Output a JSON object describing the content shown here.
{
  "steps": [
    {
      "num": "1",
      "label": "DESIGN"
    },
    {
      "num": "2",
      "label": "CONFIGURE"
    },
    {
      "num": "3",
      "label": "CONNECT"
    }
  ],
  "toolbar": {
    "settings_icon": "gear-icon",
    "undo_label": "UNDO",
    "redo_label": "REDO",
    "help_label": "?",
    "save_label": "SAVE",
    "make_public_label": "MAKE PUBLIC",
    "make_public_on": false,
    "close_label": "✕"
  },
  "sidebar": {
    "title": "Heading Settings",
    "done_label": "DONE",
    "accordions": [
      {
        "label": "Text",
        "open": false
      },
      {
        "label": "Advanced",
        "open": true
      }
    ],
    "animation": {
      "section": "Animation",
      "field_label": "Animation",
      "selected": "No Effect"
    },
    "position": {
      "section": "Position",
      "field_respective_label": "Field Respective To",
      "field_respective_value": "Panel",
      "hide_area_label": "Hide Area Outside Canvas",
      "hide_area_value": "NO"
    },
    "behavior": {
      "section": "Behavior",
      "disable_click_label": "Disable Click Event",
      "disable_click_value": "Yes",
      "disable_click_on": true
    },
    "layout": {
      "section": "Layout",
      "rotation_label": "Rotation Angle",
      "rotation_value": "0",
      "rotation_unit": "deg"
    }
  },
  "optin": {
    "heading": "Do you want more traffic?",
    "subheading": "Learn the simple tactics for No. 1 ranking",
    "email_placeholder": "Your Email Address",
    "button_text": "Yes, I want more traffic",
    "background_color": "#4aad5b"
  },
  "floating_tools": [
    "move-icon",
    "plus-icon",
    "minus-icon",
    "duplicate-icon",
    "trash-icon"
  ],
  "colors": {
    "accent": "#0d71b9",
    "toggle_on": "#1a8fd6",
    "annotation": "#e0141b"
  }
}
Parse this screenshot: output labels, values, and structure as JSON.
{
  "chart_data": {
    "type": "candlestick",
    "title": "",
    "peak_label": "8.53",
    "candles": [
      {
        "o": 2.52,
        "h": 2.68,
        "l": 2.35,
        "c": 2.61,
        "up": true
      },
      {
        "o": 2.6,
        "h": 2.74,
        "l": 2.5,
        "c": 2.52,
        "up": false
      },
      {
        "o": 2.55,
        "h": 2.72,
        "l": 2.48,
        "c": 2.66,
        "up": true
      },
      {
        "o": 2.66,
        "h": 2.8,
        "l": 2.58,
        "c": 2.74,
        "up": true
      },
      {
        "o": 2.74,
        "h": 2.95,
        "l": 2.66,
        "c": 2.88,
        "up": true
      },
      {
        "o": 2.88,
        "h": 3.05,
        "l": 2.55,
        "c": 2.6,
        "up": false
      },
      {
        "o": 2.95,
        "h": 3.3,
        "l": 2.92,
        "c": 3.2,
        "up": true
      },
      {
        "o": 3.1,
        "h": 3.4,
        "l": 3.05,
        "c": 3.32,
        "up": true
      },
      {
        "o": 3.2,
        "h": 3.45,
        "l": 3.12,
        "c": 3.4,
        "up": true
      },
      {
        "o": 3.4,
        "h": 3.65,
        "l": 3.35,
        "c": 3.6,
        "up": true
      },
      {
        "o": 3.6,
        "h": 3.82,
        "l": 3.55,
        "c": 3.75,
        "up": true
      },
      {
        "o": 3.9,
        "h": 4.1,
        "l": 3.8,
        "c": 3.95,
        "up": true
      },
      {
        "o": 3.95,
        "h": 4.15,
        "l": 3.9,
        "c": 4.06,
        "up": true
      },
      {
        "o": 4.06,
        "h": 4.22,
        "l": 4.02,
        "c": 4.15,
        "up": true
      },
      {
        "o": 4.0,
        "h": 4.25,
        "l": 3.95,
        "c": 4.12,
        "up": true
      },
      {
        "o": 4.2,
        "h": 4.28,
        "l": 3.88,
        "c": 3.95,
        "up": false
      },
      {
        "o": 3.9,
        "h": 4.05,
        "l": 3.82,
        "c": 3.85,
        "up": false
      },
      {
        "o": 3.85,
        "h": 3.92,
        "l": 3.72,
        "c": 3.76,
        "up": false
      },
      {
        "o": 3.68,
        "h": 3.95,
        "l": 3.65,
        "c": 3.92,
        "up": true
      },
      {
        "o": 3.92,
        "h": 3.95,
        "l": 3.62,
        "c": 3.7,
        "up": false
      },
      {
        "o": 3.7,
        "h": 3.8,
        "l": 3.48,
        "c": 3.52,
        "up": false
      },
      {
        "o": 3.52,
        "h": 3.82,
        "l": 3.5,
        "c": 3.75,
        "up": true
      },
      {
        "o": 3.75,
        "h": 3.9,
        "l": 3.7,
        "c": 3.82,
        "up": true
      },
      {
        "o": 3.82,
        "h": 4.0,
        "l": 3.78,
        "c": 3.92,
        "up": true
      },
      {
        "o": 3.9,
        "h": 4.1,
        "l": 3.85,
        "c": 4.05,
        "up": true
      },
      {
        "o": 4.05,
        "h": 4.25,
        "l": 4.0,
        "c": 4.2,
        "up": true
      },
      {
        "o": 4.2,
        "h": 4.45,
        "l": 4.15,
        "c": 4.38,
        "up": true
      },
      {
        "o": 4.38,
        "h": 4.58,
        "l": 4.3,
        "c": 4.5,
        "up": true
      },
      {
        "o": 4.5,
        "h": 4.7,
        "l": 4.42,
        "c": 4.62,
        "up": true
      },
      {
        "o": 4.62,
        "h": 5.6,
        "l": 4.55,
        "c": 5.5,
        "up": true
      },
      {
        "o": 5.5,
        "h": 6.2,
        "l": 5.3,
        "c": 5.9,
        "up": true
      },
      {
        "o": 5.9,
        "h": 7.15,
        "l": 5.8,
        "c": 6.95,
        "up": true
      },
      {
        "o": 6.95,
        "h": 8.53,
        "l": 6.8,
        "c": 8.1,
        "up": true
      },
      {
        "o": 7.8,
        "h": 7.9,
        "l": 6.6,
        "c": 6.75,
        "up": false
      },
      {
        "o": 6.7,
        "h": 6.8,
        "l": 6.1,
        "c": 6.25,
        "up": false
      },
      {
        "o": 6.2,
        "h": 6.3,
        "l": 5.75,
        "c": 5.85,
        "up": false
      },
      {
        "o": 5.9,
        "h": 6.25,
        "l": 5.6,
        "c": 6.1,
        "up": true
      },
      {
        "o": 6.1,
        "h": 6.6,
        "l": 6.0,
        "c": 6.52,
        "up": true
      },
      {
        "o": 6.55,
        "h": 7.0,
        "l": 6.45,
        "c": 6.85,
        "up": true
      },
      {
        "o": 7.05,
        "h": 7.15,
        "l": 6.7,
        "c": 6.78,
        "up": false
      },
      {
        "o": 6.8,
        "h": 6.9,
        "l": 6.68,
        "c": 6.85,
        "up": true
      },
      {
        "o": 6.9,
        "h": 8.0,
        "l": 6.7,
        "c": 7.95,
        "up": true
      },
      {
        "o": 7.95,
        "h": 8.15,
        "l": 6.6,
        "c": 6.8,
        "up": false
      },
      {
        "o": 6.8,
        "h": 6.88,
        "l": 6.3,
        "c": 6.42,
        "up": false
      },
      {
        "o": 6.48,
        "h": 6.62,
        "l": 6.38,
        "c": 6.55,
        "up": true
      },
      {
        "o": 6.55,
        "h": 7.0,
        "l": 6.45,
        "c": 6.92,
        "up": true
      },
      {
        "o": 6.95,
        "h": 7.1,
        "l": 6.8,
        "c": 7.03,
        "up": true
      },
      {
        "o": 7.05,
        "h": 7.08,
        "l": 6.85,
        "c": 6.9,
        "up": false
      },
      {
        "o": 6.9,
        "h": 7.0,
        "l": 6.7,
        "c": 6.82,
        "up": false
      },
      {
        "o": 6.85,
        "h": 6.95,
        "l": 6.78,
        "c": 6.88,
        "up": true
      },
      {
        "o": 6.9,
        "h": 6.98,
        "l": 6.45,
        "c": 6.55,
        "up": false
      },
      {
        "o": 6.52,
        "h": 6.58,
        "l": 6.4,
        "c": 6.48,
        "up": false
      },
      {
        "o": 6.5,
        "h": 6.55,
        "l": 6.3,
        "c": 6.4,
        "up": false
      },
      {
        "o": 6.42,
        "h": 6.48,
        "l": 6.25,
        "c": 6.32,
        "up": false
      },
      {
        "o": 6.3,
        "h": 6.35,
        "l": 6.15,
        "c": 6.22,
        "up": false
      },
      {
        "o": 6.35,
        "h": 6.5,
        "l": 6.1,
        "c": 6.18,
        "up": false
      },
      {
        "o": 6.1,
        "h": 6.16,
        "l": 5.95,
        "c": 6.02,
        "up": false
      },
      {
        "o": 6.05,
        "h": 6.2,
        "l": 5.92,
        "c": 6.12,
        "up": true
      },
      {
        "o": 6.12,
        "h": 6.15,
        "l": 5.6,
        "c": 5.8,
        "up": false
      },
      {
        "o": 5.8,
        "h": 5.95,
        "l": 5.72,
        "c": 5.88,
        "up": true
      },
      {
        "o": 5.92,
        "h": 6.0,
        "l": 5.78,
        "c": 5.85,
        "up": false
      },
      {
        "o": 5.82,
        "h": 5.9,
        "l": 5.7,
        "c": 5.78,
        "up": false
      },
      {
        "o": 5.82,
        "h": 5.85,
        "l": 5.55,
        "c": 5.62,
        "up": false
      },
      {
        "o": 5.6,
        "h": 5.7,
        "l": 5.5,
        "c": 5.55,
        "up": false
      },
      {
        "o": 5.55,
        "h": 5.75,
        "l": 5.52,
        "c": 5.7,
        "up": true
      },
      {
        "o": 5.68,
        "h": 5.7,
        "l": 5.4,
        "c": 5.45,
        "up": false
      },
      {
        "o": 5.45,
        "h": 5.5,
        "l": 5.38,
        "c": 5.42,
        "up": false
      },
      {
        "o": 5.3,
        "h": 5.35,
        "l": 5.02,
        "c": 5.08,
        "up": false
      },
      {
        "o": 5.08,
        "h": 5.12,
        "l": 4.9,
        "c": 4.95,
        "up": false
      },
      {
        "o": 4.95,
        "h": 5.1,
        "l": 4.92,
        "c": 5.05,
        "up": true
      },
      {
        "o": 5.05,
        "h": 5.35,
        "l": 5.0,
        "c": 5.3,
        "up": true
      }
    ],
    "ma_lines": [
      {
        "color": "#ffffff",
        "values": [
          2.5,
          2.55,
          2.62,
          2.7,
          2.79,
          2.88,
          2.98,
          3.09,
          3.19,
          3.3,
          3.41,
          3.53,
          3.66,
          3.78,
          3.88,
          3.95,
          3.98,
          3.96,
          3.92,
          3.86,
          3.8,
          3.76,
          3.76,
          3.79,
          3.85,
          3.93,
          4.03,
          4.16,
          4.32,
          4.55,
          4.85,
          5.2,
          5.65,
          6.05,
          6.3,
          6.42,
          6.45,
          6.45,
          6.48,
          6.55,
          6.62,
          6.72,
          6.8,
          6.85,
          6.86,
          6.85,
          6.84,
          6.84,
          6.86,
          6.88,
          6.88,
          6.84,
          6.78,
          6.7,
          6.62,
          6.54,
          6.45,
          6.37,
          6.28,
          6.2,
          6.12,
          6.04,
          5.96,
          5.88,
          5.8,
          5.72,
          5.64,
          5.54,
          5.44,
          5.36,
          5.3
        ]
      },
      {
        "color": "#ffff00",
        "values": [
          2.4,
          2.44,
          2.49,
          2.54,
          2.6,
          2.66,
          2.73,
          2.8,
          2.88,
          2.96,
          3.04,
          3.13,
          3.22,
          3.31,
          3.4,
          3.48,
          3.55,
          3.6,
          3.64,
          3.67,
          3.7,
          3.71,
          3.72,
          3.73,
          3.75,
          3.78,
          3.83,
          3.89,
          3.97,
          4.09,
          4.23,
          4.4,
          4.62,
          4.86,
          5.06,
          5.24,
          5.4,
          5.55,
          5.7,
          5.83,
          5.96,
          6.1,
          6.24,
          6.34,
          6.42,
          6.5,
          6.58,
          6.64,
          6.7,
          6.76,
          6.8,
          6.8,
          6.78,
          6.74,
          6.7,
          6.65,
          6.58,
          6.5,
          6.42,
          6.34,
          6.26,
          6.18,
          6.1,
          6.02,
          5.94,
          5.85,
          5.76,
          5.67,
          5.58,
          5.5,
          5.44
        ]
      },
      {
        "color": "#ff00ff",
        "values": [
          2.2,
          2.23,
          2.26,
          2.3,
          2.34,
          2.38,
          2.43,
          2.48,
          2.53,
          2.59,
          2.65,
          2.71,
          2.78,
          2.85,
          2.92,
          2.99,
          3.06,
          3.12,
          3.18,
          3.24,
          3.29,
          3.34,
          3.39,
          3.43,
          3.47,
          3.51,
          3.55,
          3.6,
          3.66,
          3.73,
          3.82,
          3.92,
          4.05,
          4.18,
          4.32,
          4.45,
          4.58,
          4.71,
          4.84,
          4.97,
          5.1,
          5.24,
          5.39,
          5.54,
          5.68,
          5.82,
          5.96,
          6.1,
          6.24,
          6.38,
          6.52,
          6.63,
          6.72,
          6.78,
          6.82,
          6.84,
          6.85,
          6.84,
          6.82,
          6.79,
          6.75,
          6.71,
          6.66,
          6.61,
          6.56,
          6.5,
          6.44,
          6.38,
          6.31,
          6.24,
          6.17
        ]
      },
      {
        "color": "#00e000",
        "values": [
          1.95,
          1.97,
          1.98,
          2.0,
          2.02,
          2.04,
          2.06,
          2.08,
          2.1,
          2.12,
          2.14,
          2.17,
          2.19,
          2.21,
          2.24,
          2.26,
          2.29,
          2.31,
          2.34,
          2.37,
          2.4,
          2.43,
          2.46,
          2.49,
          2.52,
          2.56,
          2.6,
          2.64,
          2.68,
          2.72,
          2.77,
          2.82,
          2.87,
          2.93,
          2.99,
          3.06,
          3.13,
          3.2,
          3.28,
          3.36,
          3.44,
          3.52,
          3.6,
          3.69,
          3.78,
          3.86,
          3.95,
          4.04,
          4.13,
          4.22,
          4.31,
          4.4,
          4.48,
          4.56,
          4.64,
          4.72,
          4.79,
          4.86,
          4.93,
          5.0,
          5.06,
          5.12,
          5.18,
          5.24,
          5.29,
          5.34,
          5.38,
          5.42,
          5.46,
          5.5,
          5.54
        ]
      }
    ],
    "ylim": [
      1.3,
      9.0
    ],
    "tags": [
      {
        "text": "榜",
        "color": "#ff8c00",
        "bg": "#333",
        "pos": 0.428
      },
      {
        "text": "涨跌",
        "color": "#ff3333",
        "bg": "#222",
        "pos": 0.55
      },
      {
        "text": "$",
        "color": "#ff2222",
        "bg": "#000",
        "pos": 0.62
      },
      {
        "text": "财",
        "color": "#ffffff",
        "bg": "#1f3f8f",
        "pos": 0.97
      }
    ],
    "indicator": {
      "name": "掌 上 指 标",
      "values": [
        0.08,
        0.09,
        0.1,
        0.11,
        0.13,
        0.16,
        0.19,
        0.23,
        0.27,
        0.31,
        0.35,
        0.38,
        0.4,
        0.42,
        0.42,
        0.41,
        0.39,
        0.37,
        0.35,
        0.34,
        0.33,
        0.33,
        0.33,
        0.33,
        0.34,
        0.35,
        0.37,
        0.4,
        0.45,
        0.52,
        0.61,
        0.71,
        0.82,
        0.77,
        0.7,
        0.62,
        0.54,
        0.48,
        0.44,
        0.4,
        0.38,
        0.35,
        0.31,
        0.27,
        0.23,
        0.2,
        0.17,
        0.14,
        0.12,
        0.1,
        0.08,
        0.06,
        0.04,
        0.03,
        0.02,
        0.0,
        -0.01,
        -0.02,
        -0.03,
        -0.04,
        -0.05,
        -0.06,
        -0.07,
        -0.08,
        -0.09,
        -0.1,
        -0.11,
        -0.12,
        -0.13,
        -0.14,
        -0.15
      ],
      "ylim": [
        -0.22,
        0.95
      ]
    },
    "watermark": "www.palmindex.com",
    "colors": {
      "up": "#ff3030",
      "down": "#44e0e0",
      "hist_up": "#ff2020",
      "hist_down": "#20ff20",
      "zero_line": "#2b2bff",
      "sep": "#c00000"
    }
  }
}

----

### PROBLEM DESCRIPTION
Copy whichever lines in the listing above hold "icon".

### RESULT
    "settings_icon": "gear-icon",
    "move-icon",
    "plus-icon",
    "minus-icon",
    "duplicate-icon",
    "trash-icon"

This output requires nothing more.